U.S. stocks are suffering a massive sell-off, with the Dow Jones Industrial Average plummeting more than 400 points, in the wake of a grim outlook from the Federal Reserve.

All 30 components of the Dow are in the red. As of 1:25 p.m. EDT Thursday, the Dow fell 3.8 percent, the S&P 500 index fell 3.5 percent, and the Nasdaq slipped 3.3 percent.

"Recent indicators point to continuing weakness in overall labor market conditions, and the unemployment rate remains elevated," the Fed warned on Wednesday. "There are significant downside risks to the economic outlook, including strains in global financial markets."

The Fed also said it will move $400 billion from short-term Treasuries into long-term Treasuries (a form of bond swap) to try to improve lending and stimulate the economy. Investors appeared to be unimpressed by this measure.

High Frequency Economics chief U.S. economist Ian Shepherdson said in a note to clients, "These measures [by the Fed] can't make the economy worse, but neither, we think, will they make things much better.”

Weak manufacturing data from China also depressed investor sentiment.

Not surprisingly, Treasuries are rallying, the yield on the 10-Year note is at 1.76 percent, an all-time low, while commodity prices are getting brutalized on fears of lower global demand.

Oil futures in New York dropped 6.1 percent and gold futures skidded 4.1 percent.

U.S. financial stocks are getting hit particularly hard, one day after credit agency Moody’s downgraded Bank of America, Citigroup and Wells Fargo.

One of the few bright spots in U.S. markets is Goodrich, whose shares surged more than 10 percent after United Technologies agreed to buy the aircraft parts maker for $16.5 billion.

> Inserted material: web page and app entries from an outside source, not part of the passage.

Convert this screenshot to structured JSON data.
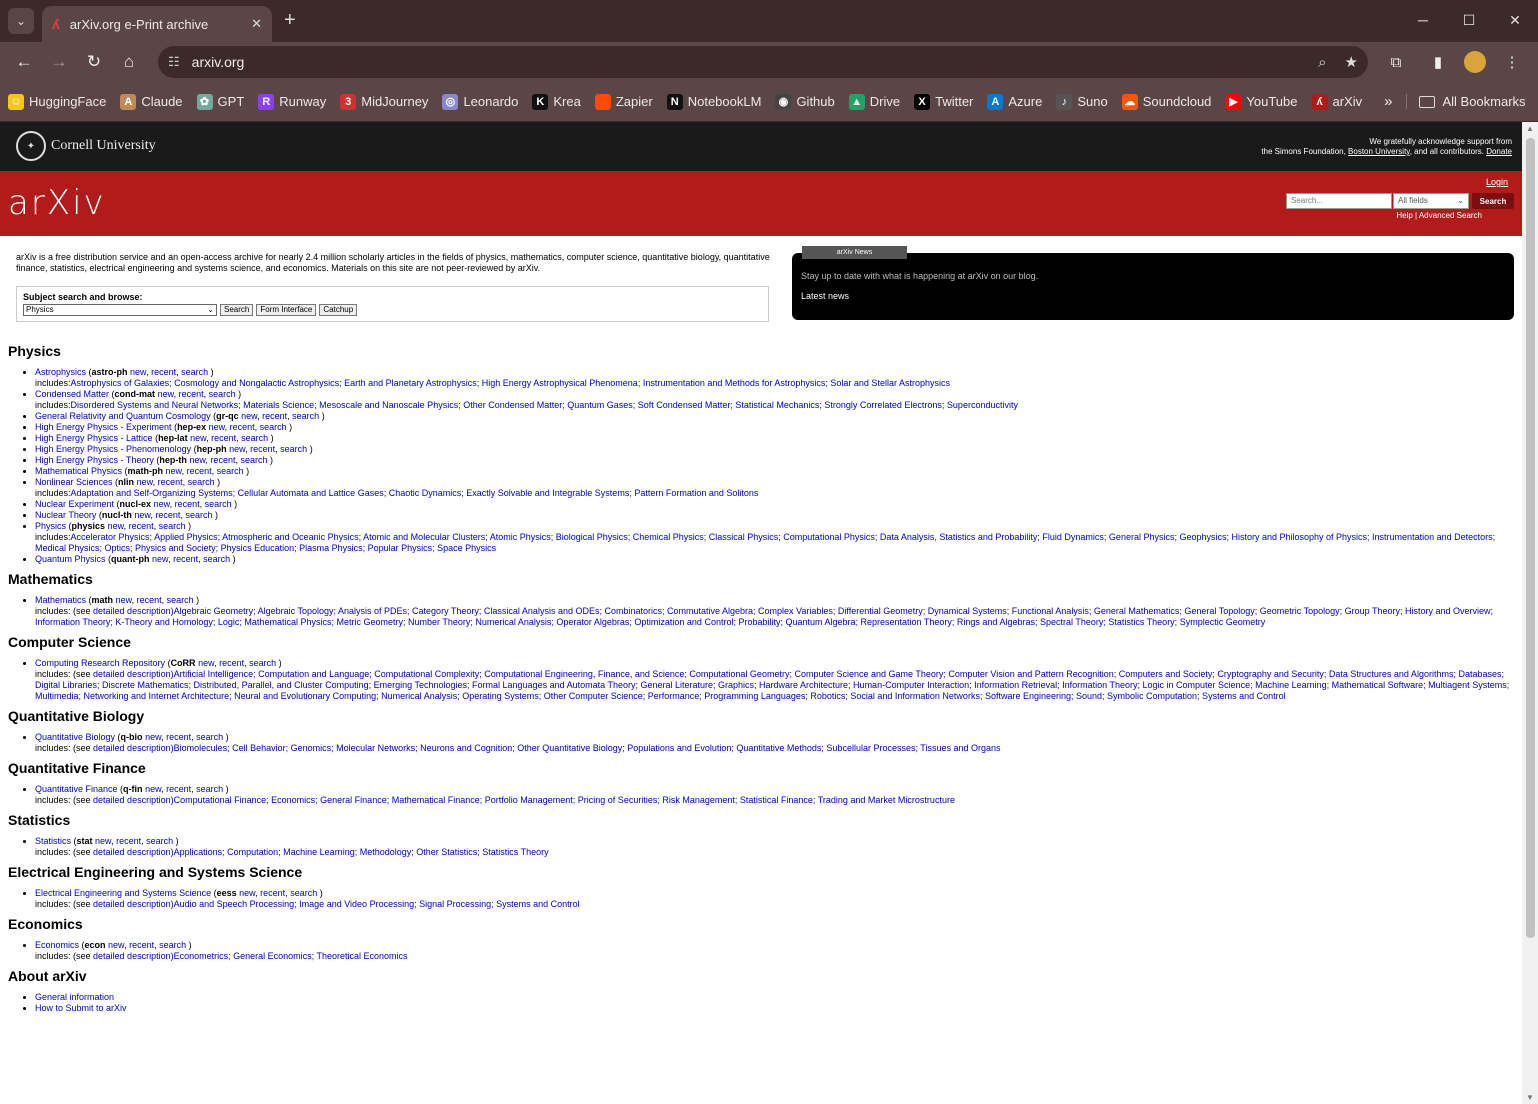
{
  "browser": {
    "tab_title": "arXiv.org e-Print archive",
    "url": "arxiv.org",
    "bookmarks": [
      {
        "label": "HuggingFace",
        "color": "#f5c518",
        "glyph": "☺"
      },
      {
        "label": "Claude",
        "color": "#c08a5a",
        "glyph": "A"
      },
      {
        "label": "GPT",
        "color": "#74aa9c",
        "glyph": "✿"
      },
      {
        "label": "Runway",
        "color": "#8a3ffc",
        "glyph": "R"
      },
      {
        "label": "MidJourney",
        "color": "#d03030",
        "glyph": "3"
      },
      {
        "label": "Leonardo",
        "color": "#8888cc",
        "glyph": "◎"
      },
      {
        "label": "Krea",
        "color": "#111111",
        "glyph": "K"
      },
      {
        "label": "Zapier",
        "color": "#ff4a00",
        "glyph": ""
      },
      {
        "label": "NotebookLM",
        "color": "#111111",
        "glyph": "N"
      },
      {
        "label": "Github",
        "color": "#444444",
        "glyph": "◉"
      },
      {
        "label": "Drive",
        "color": "#1fa463",
        "glyph": "▲"
      },
      {
        "label": "Twitter",
        "color": "#000000",
        "glyph": "X"
      },
      {
        "label": "Azure",
        "color": "#0078d4",
        "glyph": "A"
      },
      {
        "label": "Suno",
        "color": "#555555",
        "glyph": "♪"
      },
      {
        "label": "Soundcloud",
        "color": "#ff5500",
        "glyph": "☁"
      },
      {
        "label": "YouTube",
        "color": "#ff0000",
        "glyph": "▶"
      },
      {
        "label": "arXiv",
        "color": "#b31b1b",
        "glyph": "ʎ"
      }
    ],
    "all_bookmarks": "All Bookmarks"
  },
  "header": {
    "university": "Cornell University",
    "ack_line1": "We gratefully acknowledge support from",
    "ack_line2_pre": "the Simons Foundation,",
    "ack_link": "Boston University",
    "ack_line2_post": ", and all contributors.",
    "donate": "Donate",
    "logo": "arXiv",
    "login": "Login",
    "search_placeholder": "Search...",
    "field_select": "All fields",
    "search_button": "Search",
    "help": "Help | Advanced Search"
  },
  "intro": {
    "text": "arXiv is a free distribution service and an open-access archive for nearly 2.4 million scholarly articles in the fields of physics, mathematics, computer science, quantitative biology, quantitative finance, statistics, electrical engineering and systems science, and economics. Materials on this site are not peer-reviewed by arXiv.",
    "subject_label": "Subject search and browse:",
    "subject_value": "Physics",
    "btn_search": "Search",
    "btn_form": "Form Interface",
    "btn_catchup": "Catchup"
  },
  "news": {
    "tab": "arXiv News",
    "text": "Stay up to date with what is happening at arXiv on our blog.",
    "link": "Latest news"
  },
  "sections": [
    {
      "title": "Physics",
      "items": [
        {
          "name": "Astrophysics",
          "code": "astro-ph",
          "inc": "includes:",
          "inc_links": "Astrophysics of Galaxies; Cosmology and Nongalactic Astrophysics; Earth and Planetary Astrophysics; High Energy Astrophysical Phenomena; Instrumentation and Methods for Astrophysics; Solar and Stellar Astrophysics"
        },
        {
          "name": "Condensed Matter",
          "code": "cond-mat",
          "inc": "includes:",
          "inc_links": "Disordered Systems and Neural Networks; Materials Science; Mesoscale and Nanoscale Physics; Other Condensed Matter; Quantum Gases; Soft Condensed Matter; Statistical Mechanics; Strongly Correlated Electrons; Superconductivity"
        },
        {
          "name": "General Relativity and Quantum Cosmology",
          "code": "gr-qc"
        },
        {
          "name": "High Energy Physics - Experiment",
          "code": "hep-ex"
        },
        {
          "name": "High Energy Physics - Lattice",
          "code": "hep-lat"
        },
        {
          "name": "High Energy Physics - Phenomenology",
          "code": "hep-ph"
        },
        {
          "name": "High Energy Physics - Theory",
          "code": "hep-th"
        },
        {
          "name": "Mathematical Physics",
          "code": "math-ph"
        },
        {
          "name": "Nonlinear Sciences",
          "code": "nlin",
          "inc": "includes:",
          "inc_links": "Adaptation and Self-Organizing Systems; Cellular Automata and Lattice Gases; Chaotic Dynamics; Exactly Solvable and Integrable Systems; Pattern Formation and Solitons"
        },
        {
          "name": "Nuclear Experiment",
          "code": "nucl-ex"
        },
        {
          "name": "Nuclear Theory",
          "code": "nucl-th"
        },
        {
          "name": "Physics",
          "code": "physics",
          "inc": "includes:",
          "inc_links": "Accelerator Physics; Applied Physics; Atmospheric and Oceanic Physics; Atomic and Molecular Clusters; Atomic Physics; Biological Physics; Chemical Physics; Classical Physics; Computational Physics; Data Analysis, Statistics and Probability; Fluid Dynamics; General Physics; Geophysics; History and Philosophy of Physics; Instrumentation and Detectors; Medical Physics; Optics; Physics and Society; Physics Education; Plasma Physics; Popular Physics; Space Physics"
        },
        {
          "name": "Quantum Physics",
          "code": "quant-ph"
        }
      ]
    },
    {
      "title": "Mathematics",
      "items": [
        {
          "name": "Mathematics",
          "code": "math",
          "inc": "includes: (see ",
          "inc_detail": "detailed description)",
          "inc_links": "Algebraic Geometry; Algebraic Topology; Analysis of PDEs; Category Theory; Classical Analysis and ODEs; Combinatorics; Commutative Algebra; Complex Variables; Differential Geometry; Dynamical Systems; Functional Analysis; General Mathematics; General Topology; Geometric Topology; Group Theory; History and Overview; Information Theory; K-Theory and Homology; Logic; Mathematical Physics; Metric Geometry; Number Theory; Numerical Analysis; Operator Algebras; Optimization and Control; Probability; Quantum Algebra; Representation Theory; Rings and Algebras; Spectral Theory; Statistics Theory; Symplectic Geometry"
        }
      ]
    },
    {
      "title": "Computer Science",
      "items": [
        {
          "name": "Computing Research Repository",
          "code": "CoRR",
          "inc": "includes: (see ",
          "inc_detail": "detailed description)",
          "inc_links": "Artificial Intelligence; Computation and Language; Computational Complexity; Computational Engineering, Finance, and Science; Computational Geometry; Computer Science and Game Theory; Computer Vision and Pattern Recognition; Computers and Society; Cryptography and Security; Data Structures and Algorithms; Databases; Digital Libraries; Discrete Mathematics; Distributed, Parallel, and Cluster Computing; Emerging Technologies; Formal Languages and Automata Theory; General Literature; Graphics; Hardware Architecture; Human-Computer Interaction; Information Retrieval; Information Theory; Logic in Computer Science; Machine Learning; Mathematical Software; Multiagent Systems; Multimedia; Networking and Internet Architecture; Neural and Evolutionary Computing; Numerical Analysis; Operating Systems; Other Computer Science; Performance; Programming Languages; Robotics; Social and Information Networks; Software Engineering; Sound; Symbolic Computation; Systems and Control"
        }
      ]
    },
    {
      "title": "Quantitative Biology",
      "items": [
        {
          "name": "Quantitative Biology",
          "code": "q-bio",
          "inc": "includes: (see ",
          "inc_detail": "detailed description)",
          "inc_links": "Biomolecules; Cell Behavior; Genomics; Molecular Networks; Neurons and Cognition; Other Quantitative Biology; Populations and Evolution; Quantitative Methods; Subcellular Processes; Tissues and Organs"
        }
      ]
    },
    {
      "title": "Quantitative Finance",
      "items": [
        {
          "name": "Quantitative Finance",
          "code": "q-fin",
          "inc": "includes: (see ",
          "inc_detail": "detailed description)",
          "inc_links": "Computational Finance; Economics; General Finance; Mathematical Finance; Portfolio Management; Pricing of Securities; Risk Management; Statistical Finance; Trading and Market Microstructure"
        }
      ]
    },
    {
      "title": "Statistics",
      "items": [
        {
          "name": "Statistics",
          "code": "stat",
          "inc": "includes: (see ",
          "inc_detail": "detailed description)",
          "inc_links": "Applications; Computation; Machine Learning; Methodology; Other Statistics; Statistics Theory"
        }
      ]
    },
    {
      "title": "Electrical Engineering and Systems Science",
      "items": [
        {
          "name": "Electrical Engineering and Systems Science",
          "code": "eess",
          "inc": "includes: (see ",
          "inc_detail": "detailed description)",
          "inc_links": "Audio and Speech Processing; Image and Video Processing; Signal Processing; Systems and Control"
        }
      ]
    },
    {
      "title": "Economics",
      "items": [
        {
          "name": "Economics",
          "code": "econ",
          "inc": "includes: (see ",
          "inc_detail": "detailed description)",
          "inc_links": "Econometrics; General Economics; Theoretical Economics"
        }
      ]
    },
    {
      "title": "About arXiv",
      "items": [
        {
          "name": "General information",
          "plain": true
        },
        {
          "name": "How to Submit to arXiv",
          "plain": true
        }
      ]
    }
  ],
  "link_words": {
    "new": "new",
    "recent": "recent",
    "search": "search"
  }
}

The sell-off in the U.S. follows an overnight bloodbath in Europe. Equity indices in Britain, Germany and France got walloped, plunging between 4.6 percent and 5.3 percent.